REQUIREMENT: With pictures omitted, output the records below exactly as they appear.

INPUT DATA:
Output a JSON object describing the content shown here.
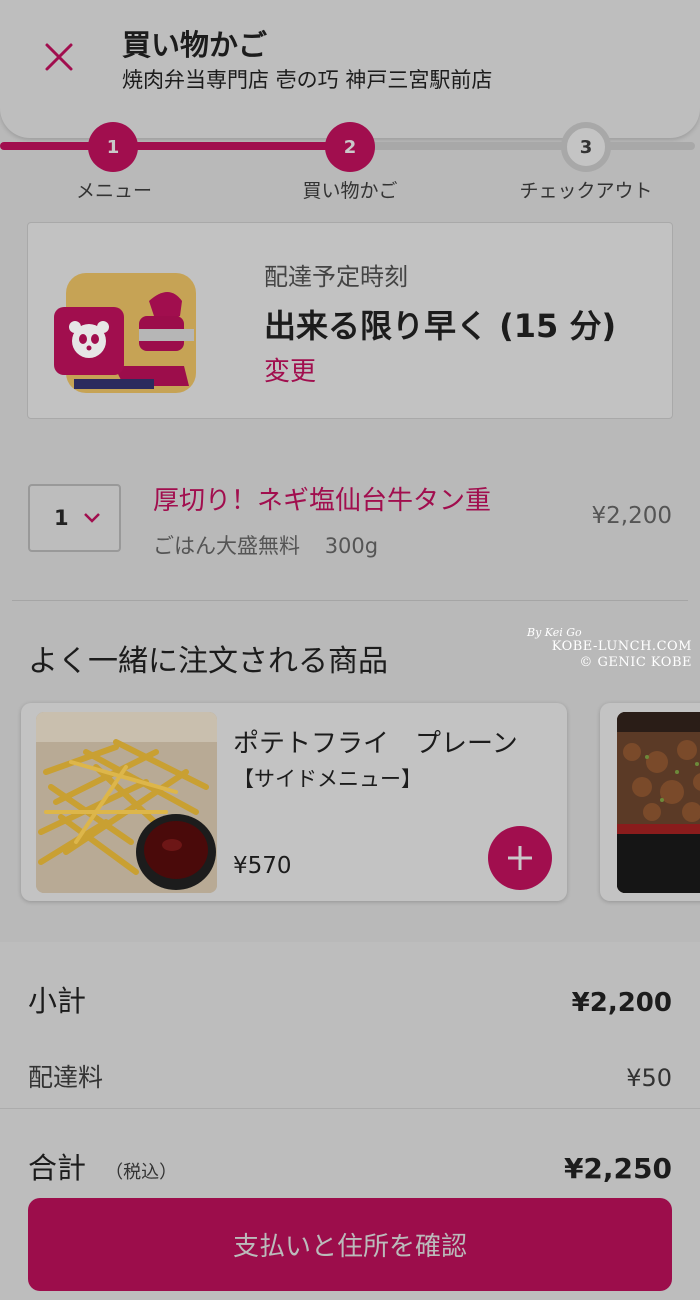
{
  "header": {
    "title": "買い物かご",
    "subtitle": "焼肉弁当専門店 壱の巧  神戸三宮駅前店",
    "close_icon": "close-icon"
  },
  "stepper": {
    "steps": [
      {
        "number": "1",
        "label": "メニュー",
        "state": "done"
      },
      {
        "number": "2",
        "label": "買い物かご",
        "state": "active"
      },
      {
        "number": "3",
        "label": "チェックアウト",
        "state": "pending"
      }
    ]
  },
  "delivery": {
    "label": "配達予定時刻",
    "time": "出来る限り早く (15 分)",
    "change": "変更"
  },
  "cart_item": {
    "quantity": "1",
    "name": "厚切り！ネギ塩仙台牛タン重",
    "option": "ごはん大盛無料",
    "weight": "300g",
    "price": "¥2,200"
  },
  "recommendations": {
    "title": "よく一緒に注文される商品",
    "items": [
      {
        "name": "ポテトフライ　プレーン",
        "category": "【サイドメニュー】",
        "price": "¥570"
      }
    ]
  },
  "watermark": {
    "signature": "By Kei Go",
    "line1": "KOBE-LUNCH.COM",
    "line2": "© GENIC KOBE"
  },
  "totals": {
    "subtotal_label": "小計",
    "subtotal_value": "¥2,200",
    "fee_label": "配達料",
    "fee_value": "¥50",
    "total_label": "合計",
    "total_note": "（税込）",
    "total_value": "¥2,250"
  },
  "checkout_button": "支払いと住所を確認",
  "colors": {
    "accent": "#a10e4e",
    "background": "#bdbdbd",
    "inactive": "#a9a9a9"
  }
}
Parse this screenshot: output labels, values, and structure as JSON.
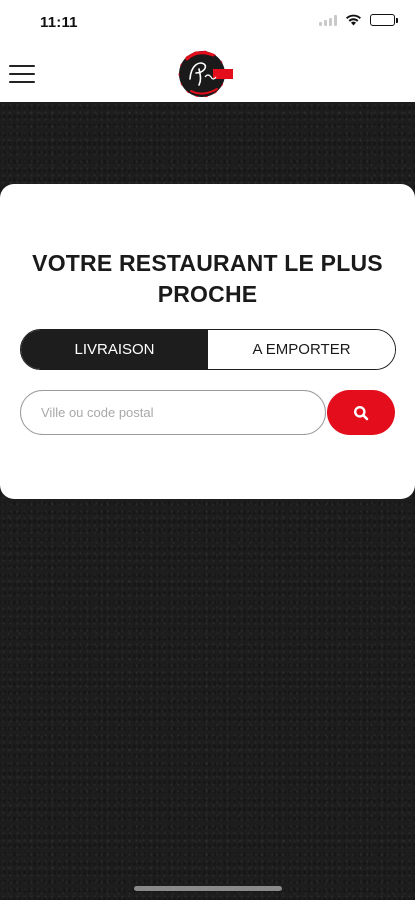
{
  "status_bar": {
    "time": "11:11"
  },
  "header": {
    "menu_icon": "hamburger-menu-icon",
    "logo_icon": "pizza-logo"
  },
  "search_card": {
    "title": "VOTRE RESTAURANT LE PLUS PROCHE",
    "tabs": [
      {
        "label": "LIVRAISON",
        "active": true
      },
      {
        "label": "A EMPORTER",
        "active": false
      }
    ],
    "search": {
      "placeholder": "Ville ou code postal",
      "value": "",
      "button_icon": "search-icon"
    }
  },
  "colors": {
    "accent": "#e30d1c",
    "dark": "#1d1d1e",
    "background": "#ffffff"
  }
}
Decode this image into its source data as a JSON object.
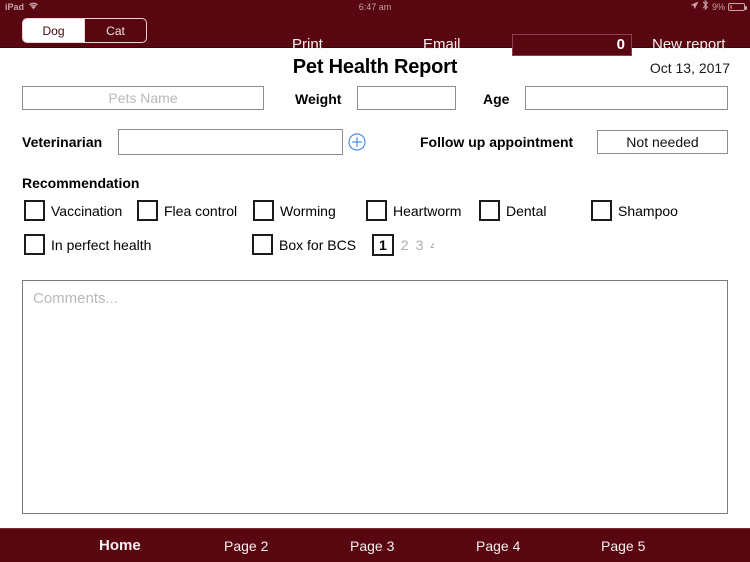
{
  "statusbar": {
    "device": "iPad",
    "wifi_icon": "wifi-icon",
    "time": "6:47 am",
    "location_icon": "location-arrow-icon",
    "bluetooth_icon": "bluetooth-icon",
    "battery_percent": "9%",
    "battery_level": 9
  },
  "toolbar": {
    "segments": [
      {
        "label": "Dog",
        "selected": true
      },
      {
        "label": "Cat",
        "selected": false
      }
    ],
    "print_label": "Print",
    "email_label": "Email",
    "counter_value": "0",
    "new_report_label": "New report"
  },
  "header": {
    "title": "Pet Health Report",
    "date": "Oct 13, 2017"
  },
  "form": {
    "pet_name": {
      "value": "",
      "placeholder": "Pets Name"
    },
    "weight": {
      "label": "Weight",
      "value": ""
    },
    "age": {
      "label": "Age",
      "value": ""
    },
    "veterinarian": {
      "label": "Veterinarian",
      "value": ""
    },
    "add_vet_icon": "circle-plus-icon",
    "follow_up": {
      "label": "Follow up appointment",
      "value": "Not needed"
    }
  },
  "recommendation": {
    "heading": "Recommendation",
    "checkboxes": [
      {
        "label": "Vaccination",
        "checked": false
      },
      {
        "label": "Flea control",
        "checked": false
      },
      {
        "label": "Worming",
        "checked": false
      },
      {
        "label": "Heartworm",
        "checked": false
      },
      {
        "label": "Dental",
        "checked": false
      },
      {
        "label": "Shampoo",
        "checked": false
      },
      {
        "label": "In perfect health",
        "checked": false
      },
      {
        "label": "Box for BCS",
        "checked": false
      }
    ],
    "bcs": {
      "options": [
        "1",
        "2",
        "3",
        "4"
      ],
      "selected": "1"
    }
  },
  "comments": {
    "value": "",
    "placeholder": "Comments..."
  },
  "bottomnav": {
    "items": [
      {
        "label": "Home",
        "active": true
      },
      {
        "label": "Page 2",
        "active": false
      },
      {
        "label": "Page 3",
        "active": false
      },
      {
        "label": "Page 4",
        "active": false
      },
      {
        "label": "Page 5",
        "active": false
      }
    ]
  },
  "colors": {
    "brand_maroon": "#58060f",
    "brand_maroon_dark": "#3d0409",
    "accent_blue": "#4a90e2",
    "placeholder_gray": "#b9b9b9",
    "field_border": "#8e8e8e",
    "battery_red": "#d9534f"
  }
}
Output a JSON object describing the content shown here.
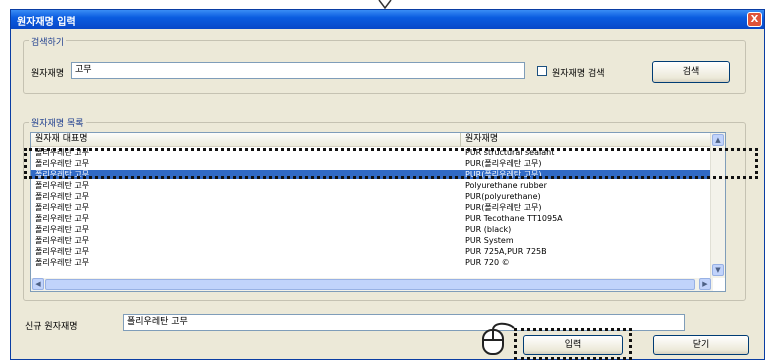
{
  "dialog": {
    "title": "원자재명 입력",
    "close_label": "X"
  },
  "search": {
    "group_label": "검색하기",
    "field_label": "원자재명",
    "value": "고무",
    "checkbox_label": "원자재명 검색",
    "button_label": "검색"
  },
  "list": {
    "group_label": "원자재명 목록",
    "columns": [
      "원자재 대표명",
      "원자재명"
    ],
    "rows": [
      {
        "c1": "폴리우레탄 고무",
        "c2": "PUR structural sealant"
      },
      {
        "c1": "폴리우레탄 고무",
        "c2": "PUR(폴리우레탄 고무)"
      },
      {
        "c1": "폴리우레탄 고무",
        "c2": "PUR(폴리우레탄 고무)"
      },
      {
        "c1": "폴리우레탄 고무",
        "c2": "Polyurethane rubber"
      },
      {
        "c1": "폴리우레탄 고무",
        "c2": "PUR(polyurethane)"
      },
      {
        "c1": "폴리우레탄 고무",
        "c2": "PUR(폴리우레탄 고무)"
      },
      {
        "c1": "폴리우레탄 고무",
        "c2": "PUR Tecothane TT1095A"
      },
      {
        "c1": "폴리우레탄 고무",
        "c2": "PUR (black)"
      },
      {
        "c1": "폴리우레탄 고무",
        "c2": "PUR System"
      },
      {
        "c1": "폴리우레탄 고무",
        "c2": "PUR 725A,PUR 725B"
      },
      {
        "c1": "폴리우레탄 고무",
        "c2": "PUR 720 ©"
      }
    ],
    "selected_index": 2
  },
  "new_material": {
    "field_label": "신규 원자재명",
    "value": "폴리우레탄 고무"
  },
  "buttons": {
    "input_label": "입력",
    "close_label": "닫기"
  }
}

FINISHED EXERCISE:
Output a JSON object describing the content shown here.
{
  "header": {
    "title": "買い物かご",
    "subtitle": "焼肉弁当専門店 壱の巧  神戸三宮駅前店",
    "close_icon": "close-icon"
  },
  "stepper": {
    "steps": [
      {
        "number": "1",
        "label": "メニュー",
        "state": "done"
      },
      {
        "number": "2",
        "label": "買い物かご",
        "state": "active"
      },
      {
        "number": "3",
        "label": "チェックアウト",
        "state": "pending"
      }
    ]
  },
  "delivery": {
    "label": "配達予定時刻",
    "time": "出来る限り早く (15 分)",
    "change": "変更"
  },
  "cart_item": {
    "quantity": "1",
    "name": "厚切り！ネギ塩仙台牛タン重",
    "option": "ごはん大盛無料",
    "weight": "300g",
    "price": "¥2,200"
  },
  "recommendations": {
    "title": "よく一緒に注文される商品",
    "items": [
      {
        "name": "ポテトフライ　プレーン",
        "category": "【サイドメニュー】",
        "price": "¥570"
      }
    ]
  },
  "watermark": {
    "signature": "By Kei Go",
    "line1": "KOBE-LUNCH.COM",
    "line2": "© GENIC KOBE"
  },
  "totals": {
    "subtotal_label": "小計",
    "subtotal_value": "¥2,200",
    "fee_label": "配達料",
    "fee_value": "¥50",
    "total_label": "合計",
    "total_note": "（税込）",
    "total_value": "¥2,250"
  },
  "checkout_button": "支払いと住所を確認",
  "colors": {
    "accent": "#a10e4e",
    "background": "#bdbdbd",
    "inactive": "#a9a9a9"
  }
}
Parse this screenshot: output labels, values, and structure as JSON.
{
  "status_bar": {
    "time": "11:11"
  },
  "header": {
    "menu_icon": "hamburger-menu-icon",
    "logo_icon": "pizza-logo"
  },
  "search_card": {
    "title": "VOTRE RESTAURANT LE PLUS PROCHE",
    "tabs": [
      {
        "label": "LIVRAISON",
        "active": true
      },
      {
        "label": "A EMPORTER",
        "active": false
      }
    ],
    "search": {
      "placeholder": "Ville ou code postal",
      "value": "",
      "button_icon": "search-icon"
    }
  },
  "colors": {
    "accent": "#e30d1c",
    "dark": "#1d1d1e",
    "background": "#ffffff"
  }
}
Decode this image into its source data as a JSON object.
{
  "statusbar": {
    "device": "iPad",
    "wifi_icon": "wifi-icon",
    "time": "6:47 am",
    "location_icon": "location-arrow-icon",
    "bluetooth_icon": "bluetooth-icon",
    "battery_percent": "9%",
    "battery_level": 9
  },
  "toolbar": {
    "segments": [
      {
        "label": "Dog",
        "selected": true
      },
      {
        "label": "Cat",
        "selected": false
      }
    ],
    "print_label": "Print",
    "email_label": "Email",
    "counter_value": "0",
    "new_report_label": "New report"
  },
  "header": {
    "title": "Pet Health Report",
    "date": "Oct 13, 2017"
  },
  "form": {
    "pet_name": {
      "value": "",
      "placeholder": "Pets Name"
    },
    "weight": {
      "label": "Weight",
      "value": ""
    },
    "age": {
      "label": "Age",
      "value": ""
    },
    "veterinarian": {
      "label": "Veterinarian",
      "value": ""
    },
    "add_vet_icon": "circle-plus-icon",
    "follow_up": {
      "label": "Follow up appointment",
      "value": "Not needed"
    }
  },
  "recommendation": {
    "heading": "Recommendation",
    "checkboxes": [
      {
        "label": "Vaccination",
        "checked": false
      },
      {
        "label": "Flea control",
        "checked": false
      },
      {
        "label": "Worming",
        "checked": false
      },
      {
        "label": "Heartworm",
        "checked": false
      },
      {
        "label": "Dental",
        "checked": false
      },
      {
        "label": "Shampoo",
        "checked": false
      },
      {
        "label": "In perfect health",
        "checked": false
      },
      {
        "label": "Box for BCS",
        "checked": false
      }
    ],
    "bcs": {
      "options": [
        "1",
        "2",
        "3",
        "4"
      ],
      "selected": "1"
    }
  },
  "comments": {
    "value": "",
    "placeholder": "Comments..."
  },
  "bottomnav": {
    "items": [
      {
        "label": "Home",
        "active": true
      },
      {
        "label": "Page 2",
        "active": false
      },
      {
        "label": "Page 3",
        "active": false
      },
      {
        "label": "Page 4",
        "active": false
      },
      {
        "label": "Page 5",
        "active": false
      }
    ]
  },
  "colors": {
    "brand_maroon": "#58060f",
    "brand_maroon_dark": "#3d0409",
    "accent_blue": "#4a90e2",
    "placeholder_gray": "#b9b9b9",
    "field_border": "#8e8e8e",
    "battery_red": "#d9534f"
  }
}
Output a JSON object describing the content shown here.
{
  "dialog": {
    "title": "원자재명 입력",
    "close_label": "X"
  },
  "search": {
    "group_label": "검색하기",
    "field_label": "원자재명",
    "value": "고무",
    "checkbox_label": "원자재명 검색",
    "button_label": "검색"
  },
  "list": {
    "group_label": "원자재명 목록",
    "columns": [
      "원자재 대표명",
      "원자재명"
    ],
    "rows": [
      {
        "c1": "폴리우레탄 고무",
        "c2": "PUR structural sealant"
      },
      {
        "c1": "폴리우레탄 고무",
        "c2": "PUR(폴리우레탄 고무)"
      },
      {
        "c1": "폴리우레탄 고무",
        "c2": "PUR(폴리우레탄 고무)"
      },
      {
        "c1": "폴리우레탄 고무",
        "c2": "Polyurethane rubber"
      },
      {
        "c1": "폴리우레탄 고무",
        "c2": "PUR(polyurethane)"
      },
      {
        "c1": "폴리우레탄 고무",
        "c2": "PUR(폴리우레탄 고무)"
      },
      {
        "c1": "폴리우레탄 고무",
        "c2": "PUR Tecothane TT1095A"
      },
      {
        "c1": "폴리우레탄 고무",
        "c2": "PUR (black)"
      },
      {
        "c1": "폴리우레탄 고무",
        "c2": "PUR System"
      },
      {
        "c1": "폴리우레탄 고무",
        "c2": "PUR 725A,PUR 725B"
      },
      {
        "c1": "폴리우레탄 고무",
        "c2": "PUR 720 ©"
      }
    ],
    "selected_index": 2
  },
  "new_material": {
    "field_label": "신규 원자재명",
    "value": "폴리우레탄 고무"
  },
  "buttons": {
    "input_label": "입력",
    "close_label": "닫기"
  }
}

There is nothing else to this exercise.